In the records below, work out how many lines hold the word "skill". Report the number alone.

****

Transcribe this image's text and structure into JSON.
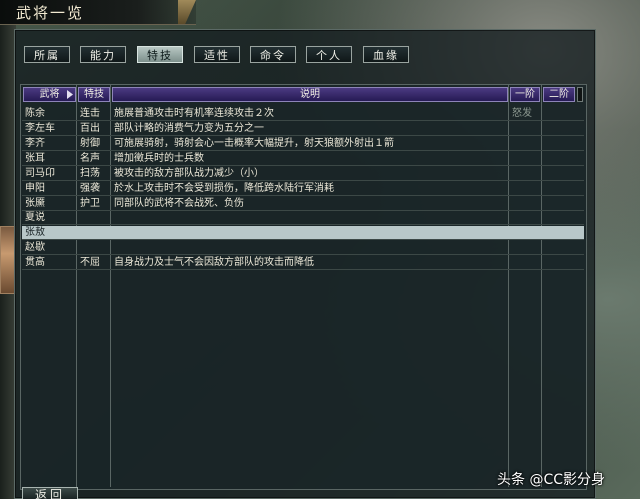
{
  "window": {
    "title": "武将一览"
  },
  "tabs": [
    {
      "label": "所属",
      "active": false
    },
    {
      "label": "能力",
      "active": false
    },
    {
      "label": "特技",
      "active": true
    },
    {
      "label": "适性",
      "active": false
    },
    {
      "label": "命令",
      "active": false
    },
    {
      "label": "个人",
      "active": false
    },
    {
      "label": "血缘",
      "active": false
    }
  ],
  "table": {
    "headers": {
      "name": "武将",
      "skill": "特技",
      "desc": "说明",
      "lv1": "一阶",
      "lv2": "二阶"
    },
    "rows": [
      {
        "name": "陈余",
        "skill": "连击",
        "desc": "施展普通攻击时有机率连续攻击２次",
        "lv1": "怒发",
        "selected": false
      },
      {
        "name": "李左车",
        "skill": "百出",
        "desc": "部队计略的消费气力变为五分之一",
        "lv1": "",
        "selected": false
      },
      {
        "name": "李齐",
        "skill": "射御",
        "desc": "可施展骑射，骑射会心一击概率大幅提升，射天狼额外射出１箭",
        "lv1": "",
        "selected": false
      },
      {
        "name": "张耳",
        "skill": "名声",
        "desc": "增加徵兵时的士兵数",
        "lv1": "",
        "selected": false
      },
      {
        "name": "司马卬",
        "skill": "扫荡",
        "desc": "被攻击的敌方部队战力减少（小）",
        "lv1": "",
        "selected": false
      },
      {
        "name": "申阳",
        "skill": "强袭",
        "desc": "於水上攻击时不会受到损伤，降低跨水陆行军消耗",
        "lv1": "",
        "selected": false
      },
      {
        "name": "张黡",
        "skill": "护卫",
        "desc": "同部队的武将不会战死、负伤",
        "lv1": "",
        "selected": false
      },
      {
        "name": "夏说",
        "skill": "",
        "desc": "",
        "lv1": "",
        "selected": false
      },
      {
        "name": "张敖",
        "skill": "",
        "desc": "",
        "lv1": "",
        "selected": true
      },
      {
        "name": "赵歇",
        "skill": "",
        "desc": "",
        "lv1": "",
        "selected": false
      },
      {
        "name": "贯高",
        "skill": "不屈",
        "desc": "自身战力及士气不会因敌方部队的攻击而降低",
        "lv1": "",
        "selected": false
      }
    ]
  },
  "footer": {
    "back_label": "返回"
  },
  "watermark": "头条 @CC影分身"
}
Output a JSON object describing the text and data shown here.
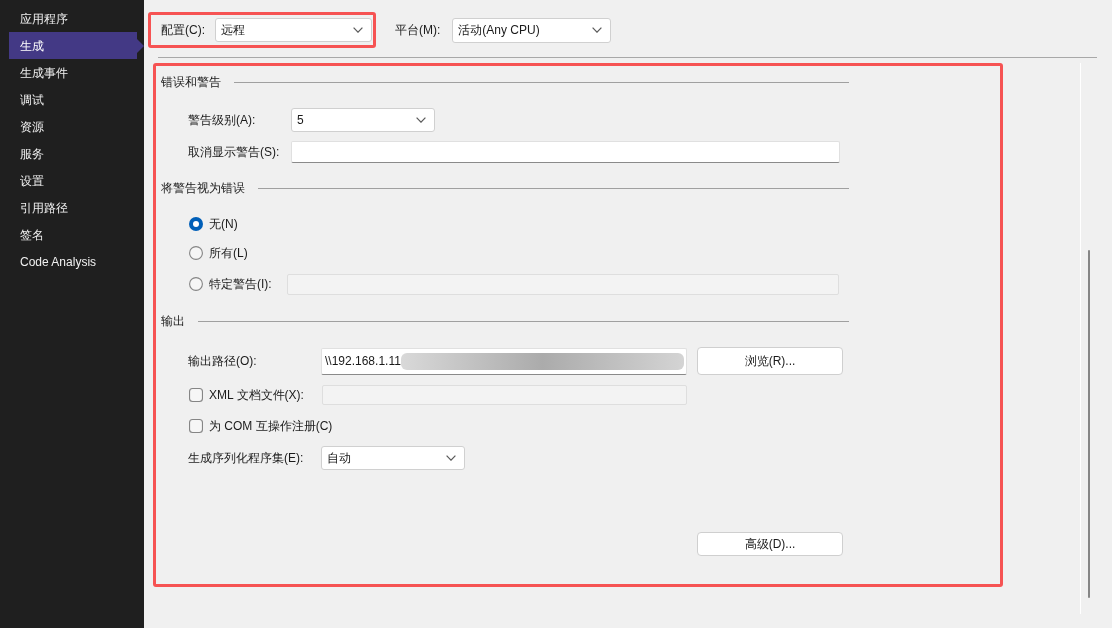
{
  "sidebar": {
    "items": [
      {
        "label": "应用程序",
        "selected": false
      },
      {
        "label": "生成",
        "selected": true
      },
      {
        "label": "生成事件",
        "selected": false
      },
      {
        "label": "调试",
        "selected": false
      },
      {
        "label": "资源",
        "selected": false
      },
      {
        "label": "服务",
        "selected": false
      },
      {
        "label": "设置",
        "selected": false
      },
      {
        "label": "引用路径",
        "selected": false
      },
      {
        "label": "签名",
        "selected": false
      },
      {
        "label": "Code Analysis",
        "selected": false
      }
    ]
  },
  "toolbar": {
    "configuration": {
      "label": "配置(C):",
      "value": "远程",
      "highlighted": true
    },
    "platform": {
      "label": "平台(M):",
      "value": "活动(Any CPU)"
    }
  },
  "panel": {
    "highlighted": true,
    "sections": [
      {
        "heading": "错误和警告",
        "rows": [
          {
            "kind": "dropdown",
            "label": "警告级别(A):",
            "value": "5"
          },
          {
            "kind": "text_field",
            "label": "取消显示警告(S):"
          }
        ]
      },
      {
        "heading": "将警告视为错误",
        "rows": [
          {
            "kind": "radio",
            "label": "无(N)",
            "selected": true
          },
          {
            "kind": "radio",
            "label": "所有(L)",
            "selected": false
          },
          {
            "kind": "radio",
            "label": "特定警告(I):",
            "selected": false,
            "field": {
              "disabled": true
            }
          }
        ]
      },
      {
        "heading": "输出",
        "rows": [
          {
            "kind": "path",
            "label": "输出路径(O):",
            "value": "\\\\192.168.1.11",
            "redacted": true,
            "button": "浏览(R)..."
          },
          {
            "kind": "checkbox",
            "label": "XML 文档文件(X):",
            "checked": false,
            "field": {
              "disabled": true
            }
          },
          {
            "kind": "checkbox",
            "label": "为 COM 互操作注册(C)",
            "checked": false
          },
          {
            "kind": "dropdown",
            "label": "生成序列化程序集(E):",
            "value": "自动"
          },
          {
            "kind": "button",
            "label": "高级(D)..."
          }
        ]
      }
    ]
  }
}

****

## THE COMPLETED TASK
12